Fortunately, a quick conversation on Serious Eats, and I had more than enough inspiration, but funnily enough I paired it with another American ingredient: bourbon.  Was I embracing terroire, or just not thinking out of the box? Regardless, it turns out maple syrup and bourbon love each other!

Maple Syrup & Bourbon Glaze
¼ cup maple syrup
¼ cup bourbon
1 dried chili pepper, crumbled
¼ t Viet Namese cinnamon (very pungent)
Fresh nutmeg
¼ t grains of paradise
2-3 juniper berries

Place all the ingredients in a saucepan and gently reduce just a little, stop when the glaze starts to thicken. 

I like to brine my quail, but instead of using a regular salt brine, I used the whey left over from mozzarella (the whey is that liquid that comes with mozzarella).  The intrepid experimenters at Ideas in Food and Studio Kitchen had been fooling around with whey marinades and it is an intriguing way to tenderize meat. The lactose in the whey acts as the tenderizer, and commercial meat processors will actually use lactose crystals to tenderize meat. I’ve also experimented with yogurt as a tenderizer, and it works, but then you encounter the snot factor. I don’t know the science here, but a few times I wound up with a seriously mucilaginous sauce. This describes the snot factor, which is defined as when you bring the fork up to your mouth a long string of sauce snot clings to your plate. It’s sort of charming with melted cheese; it’s just revolting with a brown sauce. I’m happy to report that whey tenderized the meat, left no discernible flavor and there was zero snot factor. 

Science lesson is over and now the rest is easy. Brush the quail with the glaze. You really do need a brush, if you pour, you’ll waste too much.
On the subject of trussing: this is your personal preference. I find I encounter problems with over roasting the non-trussed areas of the bird and I rather like the look of the untrussed bird in all it's wild abandon.
 Roast the quail at 375F for about 35 minutes, basting the quail every 8-10 minutes.  About 10 minutes before the quail is done, drain off the pan juices and added them to the glaze, reduce the sauce again and continued painting the birds with the pan juice glaze. The overall result was fantastic; the glaze was crackling hard, very flavorful and just the right amount of finger licking sticky. 
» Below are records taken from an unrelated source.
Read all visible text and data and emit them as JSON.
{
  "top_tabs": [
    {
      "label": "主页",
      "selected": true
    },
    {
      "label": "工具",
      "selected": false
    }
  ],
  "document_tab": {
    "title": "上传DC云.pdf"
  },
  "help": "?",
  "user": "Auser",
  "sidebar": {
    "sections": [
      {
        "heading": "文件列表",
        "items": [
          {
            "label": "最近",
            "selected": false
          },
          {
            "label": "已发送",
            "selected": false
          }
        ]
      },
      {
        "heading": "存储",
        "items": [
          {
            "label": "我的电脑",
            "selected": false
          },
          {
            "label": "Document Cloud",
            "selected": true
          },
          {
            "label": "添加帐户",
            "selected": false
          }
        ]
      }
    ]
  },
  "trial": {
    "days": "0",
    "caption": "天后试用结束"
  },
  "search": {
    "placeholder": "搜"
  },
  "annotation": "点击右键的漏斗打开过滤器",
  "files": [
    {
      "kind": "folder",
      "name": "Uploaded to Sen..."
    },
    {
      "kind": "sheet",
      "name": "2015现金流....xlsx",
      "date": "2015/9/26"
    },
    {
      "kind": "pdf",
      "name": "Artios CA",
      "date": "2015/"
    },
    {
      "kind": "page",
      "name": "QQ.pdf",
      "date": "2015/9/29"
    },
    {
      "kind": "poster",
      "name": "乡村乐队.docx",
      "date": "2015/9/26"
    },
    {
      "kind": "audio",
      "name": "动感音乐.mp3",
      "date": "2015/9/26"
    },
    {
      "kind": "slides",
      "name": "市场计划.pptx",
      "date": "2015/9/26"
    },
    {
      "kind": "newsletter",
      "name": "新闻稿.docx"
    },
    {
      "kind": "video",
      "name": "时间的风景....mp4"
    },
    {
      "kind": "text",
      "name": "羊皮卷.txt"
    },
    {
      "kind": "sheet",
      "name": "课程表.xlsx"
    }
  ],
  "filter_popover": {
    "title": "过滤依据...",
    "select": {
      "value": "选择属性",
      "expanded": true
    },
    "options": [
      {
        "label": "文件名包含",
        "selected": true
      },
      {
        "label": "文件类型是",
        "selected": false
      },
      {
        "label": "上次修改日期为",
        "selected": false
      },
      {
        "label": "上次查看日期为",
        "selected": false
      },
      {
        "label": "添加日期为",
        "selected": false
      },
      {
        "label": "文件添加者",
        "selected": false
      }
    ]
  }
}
One last note about maple syrup, as Pizza Guru gave me the full rundown. He is a versatile fellow, isn’t he? This was ungraded syrup that he got at a Vermont coop and it was a revelation. Not super sweet, not particularly viscous, it was so delicately flavored you could sip it from a cordial glass and be quite happy. I’m now spoiled and will be on the hunt for some of this nectar when we get back to NY. 

P.S. I also tried the glaze on some chicken legs….and it is a fine, fine thing this maple syrup bourbon glaze!